TGR: Can these economies successfully be weaned off QE?
EC: Maybe. On one side there is the "wealth effect," which is the positive impact on the economy from people seeing their portfolios get larger. And that was always part of the plan. Most economists describe the wealth effect as a side effect of QE, but I don't think policy makers at the U.S. Federal Reserve or the ECB think that way.
The problem with the wealth effect is it mainly benefits—you guessed it—the already wealthy. I think that is why it hasn't generated higher growth yet or higher inflation except in "one percenter playgrounds" like the fine art market. The U.S. economy is not doing that great overall and the ECB is trying to climb out of its fourth recession in the last five or six years. In both cases much of the money driving these economies is washing in and out of the equity markets and traders are focused on what central bankers are going to do.
In the last few months we have seen huge market swings based on things said by either U.S. Federal Reserve Chairman Janet Yellen or ECB President Mario Draghi. It's not healthy.

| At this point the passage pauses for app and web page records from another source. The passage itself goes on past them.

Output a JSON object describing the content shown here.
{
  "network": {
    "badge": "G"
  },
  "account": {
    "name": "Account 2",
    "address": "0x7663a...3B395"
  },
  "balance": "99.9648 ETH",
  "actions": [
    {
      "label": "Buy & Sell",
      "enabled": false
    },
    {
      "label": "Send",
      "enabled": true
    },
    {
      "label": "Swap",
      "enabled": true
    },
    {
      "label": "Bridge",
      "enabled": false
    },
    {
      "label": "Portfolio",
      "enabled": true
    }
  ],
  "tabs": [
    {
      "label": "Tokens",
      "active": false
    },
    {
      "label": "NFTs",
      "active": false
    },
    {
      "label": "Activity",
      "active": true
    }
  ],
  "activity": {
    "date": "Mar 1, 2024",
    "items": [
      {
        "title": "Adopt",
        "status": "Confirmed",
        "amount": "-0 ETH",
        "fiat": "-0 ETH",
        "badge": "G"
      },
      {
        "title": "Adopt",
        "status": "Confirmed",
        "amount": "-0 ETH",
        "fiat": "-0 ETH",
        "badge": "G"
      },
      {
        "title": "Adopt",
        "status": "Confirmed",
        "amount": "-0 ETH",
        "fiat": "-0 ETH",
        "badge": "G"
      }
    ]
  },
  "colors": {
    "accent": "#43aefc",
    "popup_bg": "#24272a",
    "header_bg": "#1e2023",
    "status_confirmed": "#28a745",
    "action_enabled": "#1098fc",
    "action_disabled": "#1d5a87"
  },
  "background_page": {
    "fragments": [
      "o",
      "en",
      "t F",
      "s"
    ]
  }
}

If we step back and take a 10,000-foot view of the markets, anybody with a finance background knows that an ECB rate cut, or for that matter a Fed rate boost of 25 or 50 basis points, is not going to make any difference in the real world.
But with so much of the money chasing bureaucratic decisions, it is creating distortions, and now the Fed has got to find a way to carefully ease out of QE. But if the Fed surprises the markets, the markets are going to get clobbered. It's a tightrope walk for Yellen.